Cavaco, C. (2009). Adultos pouco escolarizados. Políticas e práticas de formação. [Adults with low level of schooling. Policies and practices of training]. Lisboa: Educa.

Cavaco, C. (2012). Complexidade da avaliação de adquiridos experienciais [Complexity of the assessment in RPL]. In M. P. Alves & J. C. Morgado (Orgs.), Avaliação em educação: políticas, processos e práticas [Assessment in Education: policies, processes and practices] (pp. 185 - 213). Santo Tirso: De Facto Editores.

Cedefop (2009). Lignes directrices européennes pour la validation des acquis non formels et informels. Luxembourg: Office des publications de l’Union Européenne.

Commission of the European Communities (2007). Action Plan on Adult Learning: It is always a good time to learn. Brussels: Communication of the Commission to the Council, the European Parliament, the European Economic and Social Committee, the Committee of the Regions.

Creswell, J. W. (2007). Qualitative inquiry and research design: Choosing among five approaches (2nd edition). Thousand Oaks: Sage Publications.

Eurydice (2011). Adults in formal education: Policies and practice in Europe. Brussels: Education, Audiovisual and Culture Executive Agency.

Farzad, M. & Paivandi, S. (2000). Reconnaissance et validation des acquis en formation. Paris: Anthropos.

Giorgi, A. (1997). De la méthode phénoménologique utilisée comme mode de recherche qualitative en sciences humaines: théorie, pratique et évaluation. In J. Poupart et al. (Orgs.), La recherche qualitative. Enjeux épistémologiques et méthodologiques (pp. 341-364). Montréal: Gaëtan Morin éditeur.

Vala, J. (2003). A análise de conteúdo [The content analysis]. In A. S. Silva & J. M. Pinto (Orgs.), Metodologia das ciências sociais [Methodology of Social Science] (pp. 101-128). Porto: Edições Afrontamento.

Vermersch, P. (1991). L’entretien d’explicitation dans la formation expérientielle organisée.

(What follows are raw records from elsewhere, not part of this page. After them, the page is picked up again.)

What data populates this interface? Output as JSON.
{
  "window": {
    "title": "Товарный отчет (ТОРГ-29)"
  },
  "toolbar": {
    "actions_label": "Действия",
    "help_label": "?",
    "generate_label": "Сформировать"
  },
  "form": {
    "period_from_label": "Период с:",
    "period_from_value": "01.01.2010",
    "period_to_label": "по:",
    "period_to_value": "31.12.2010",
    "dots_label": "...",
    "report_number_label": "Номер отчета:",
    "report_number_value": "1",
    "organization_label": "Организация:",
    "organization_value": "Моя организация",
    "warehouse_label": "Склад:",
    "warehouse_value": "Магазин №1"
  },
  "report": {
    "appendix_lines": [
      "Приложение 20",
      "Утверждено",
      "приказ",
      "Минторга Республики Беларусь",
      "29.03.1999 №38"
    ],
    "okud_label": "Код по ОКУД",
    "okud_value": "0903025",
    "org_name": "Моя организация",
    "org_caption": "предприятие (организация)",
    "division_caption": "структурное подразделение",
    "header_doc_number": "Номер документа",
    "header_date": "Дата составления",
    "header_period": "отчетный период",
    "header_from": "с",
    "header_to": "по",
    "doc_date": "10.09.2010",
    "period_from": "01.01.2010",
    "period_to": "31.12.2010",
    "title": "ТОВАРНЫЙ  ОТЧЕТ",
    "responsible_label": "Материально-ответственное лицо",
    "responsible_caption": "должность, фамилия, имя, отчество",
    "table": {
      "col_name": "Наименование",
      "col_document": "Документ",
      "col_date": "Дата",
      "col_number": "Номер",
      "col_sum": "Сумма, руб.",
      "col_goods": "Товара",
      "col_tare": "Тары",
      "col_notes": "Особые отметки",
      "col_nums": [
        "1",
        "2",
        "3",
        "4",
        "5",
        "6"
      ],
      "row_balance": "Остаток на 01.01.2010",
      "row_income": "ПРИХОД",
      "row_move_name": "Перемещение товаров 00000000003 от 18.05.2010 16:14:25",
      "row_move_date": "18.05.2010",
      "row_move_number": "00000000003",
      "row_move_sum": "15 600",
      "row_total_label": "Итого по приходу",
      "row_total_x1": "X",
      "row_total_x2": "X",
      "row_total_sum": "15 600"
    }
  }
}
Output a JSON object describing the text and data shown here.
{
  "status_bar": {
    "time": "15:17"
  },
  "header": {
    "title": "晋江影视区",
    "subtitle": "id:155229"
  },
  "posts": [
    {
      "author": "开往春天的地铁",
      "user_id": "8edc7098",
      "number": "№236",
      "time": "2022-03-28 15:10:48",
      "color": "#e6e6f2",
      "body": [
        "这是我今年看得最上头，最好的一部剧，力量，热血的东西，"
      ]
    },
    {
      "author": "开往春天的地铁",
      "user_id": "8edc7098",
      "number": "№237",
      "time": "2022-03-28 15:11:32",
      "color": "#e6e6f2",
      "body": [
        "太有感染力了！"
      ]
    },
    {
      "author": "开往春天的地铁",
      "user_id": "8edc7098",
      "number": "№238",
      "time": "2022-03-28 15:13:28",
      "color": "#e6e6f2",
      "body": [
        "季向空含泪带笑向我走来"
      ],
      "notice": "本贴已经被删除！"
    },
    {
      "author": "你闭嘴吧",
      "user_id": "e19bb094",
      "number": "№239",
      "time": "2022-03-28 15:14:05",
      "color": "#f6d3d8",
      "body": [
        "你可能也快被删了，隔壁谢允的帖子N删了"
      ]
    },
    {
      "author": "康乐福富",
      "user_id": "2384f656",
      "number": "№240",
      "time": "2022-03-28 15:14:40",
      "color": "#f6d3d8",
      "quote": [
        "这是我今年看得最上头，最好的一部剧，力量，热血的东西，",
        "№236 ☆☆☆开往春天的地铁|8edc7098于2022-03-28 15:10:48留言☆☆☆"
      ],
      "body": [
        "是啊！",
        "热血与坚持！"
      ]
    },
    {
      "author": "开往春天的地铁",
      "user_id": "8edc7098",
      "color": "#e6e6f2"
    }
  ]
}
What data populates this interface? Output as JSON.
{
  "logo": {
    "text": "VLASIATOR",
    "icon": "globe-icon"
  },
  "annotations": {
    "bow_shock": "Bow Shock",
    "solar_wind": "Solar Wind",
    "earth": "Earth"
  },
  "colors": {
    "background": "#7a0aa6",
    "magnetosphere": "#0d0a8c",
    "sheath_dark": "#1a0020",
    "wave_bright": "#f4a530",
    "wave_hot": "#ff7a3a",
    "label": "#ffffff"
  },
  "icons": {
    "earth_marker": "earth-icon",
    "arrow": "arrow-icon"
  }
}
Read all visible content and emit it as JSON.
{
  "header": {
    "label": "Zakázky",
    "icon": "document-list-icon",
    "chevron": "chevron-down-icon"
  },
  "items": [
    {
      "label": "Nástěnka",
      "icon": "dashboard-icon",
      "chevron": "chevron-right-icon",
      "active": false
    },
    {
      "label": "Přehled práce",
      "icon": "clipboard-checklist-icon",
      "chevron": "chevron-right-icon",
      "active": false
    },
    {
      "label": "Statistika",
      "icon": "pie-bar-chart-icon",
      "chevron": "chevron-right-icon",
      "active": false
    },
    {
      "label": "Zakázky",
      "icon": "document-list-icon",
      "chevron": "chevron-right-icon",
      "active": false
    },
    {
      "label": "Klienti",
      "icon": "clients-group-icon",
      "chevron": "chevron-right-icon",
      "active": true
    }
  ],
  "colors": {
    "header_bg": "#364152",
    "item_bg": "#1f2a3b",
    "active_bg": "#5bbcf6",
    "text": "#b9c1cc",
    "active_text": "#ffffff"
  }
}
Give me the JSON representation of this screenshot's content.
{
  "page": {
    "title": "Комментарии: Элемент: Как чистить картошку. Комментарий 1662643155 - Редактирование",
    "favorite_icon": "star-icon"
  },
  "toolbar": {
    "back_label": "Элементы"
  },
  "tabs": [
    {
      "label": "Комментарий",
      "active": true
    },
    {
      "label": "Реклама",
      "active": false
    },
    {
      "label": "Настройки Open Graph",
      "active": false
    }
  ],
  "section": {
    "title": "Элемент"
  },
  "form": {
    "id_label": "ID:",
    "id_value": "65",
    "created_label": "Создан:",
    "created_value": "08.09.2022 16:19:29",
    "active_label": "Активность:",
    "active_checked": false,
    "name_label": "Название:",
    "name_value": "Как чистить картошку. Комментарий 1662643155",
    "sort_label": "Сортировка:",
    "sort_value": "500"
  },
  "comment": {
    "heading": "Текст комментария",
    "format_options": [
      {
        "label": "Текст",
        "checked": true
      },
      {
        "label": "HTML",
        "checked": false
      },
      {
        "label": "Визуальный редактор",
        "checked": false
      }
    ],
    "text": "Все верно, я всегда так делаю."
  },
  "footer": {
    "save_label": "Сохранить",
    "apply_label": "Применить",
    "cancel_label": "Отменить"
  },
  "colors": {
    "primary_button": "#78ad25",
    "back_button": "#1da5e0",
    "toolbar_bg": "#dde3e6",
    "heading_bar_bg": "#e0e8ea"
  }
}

In B. Courtois & G. Pineau (Coords.). La formation expérientielle des adultes (pp 271-284). Paris: La Documentation Française.

This proposal is part of a master or doctoral thesis.

Author Information

Catarina Isabel Paulos (presenting)
University of Lisbon
Institute of Education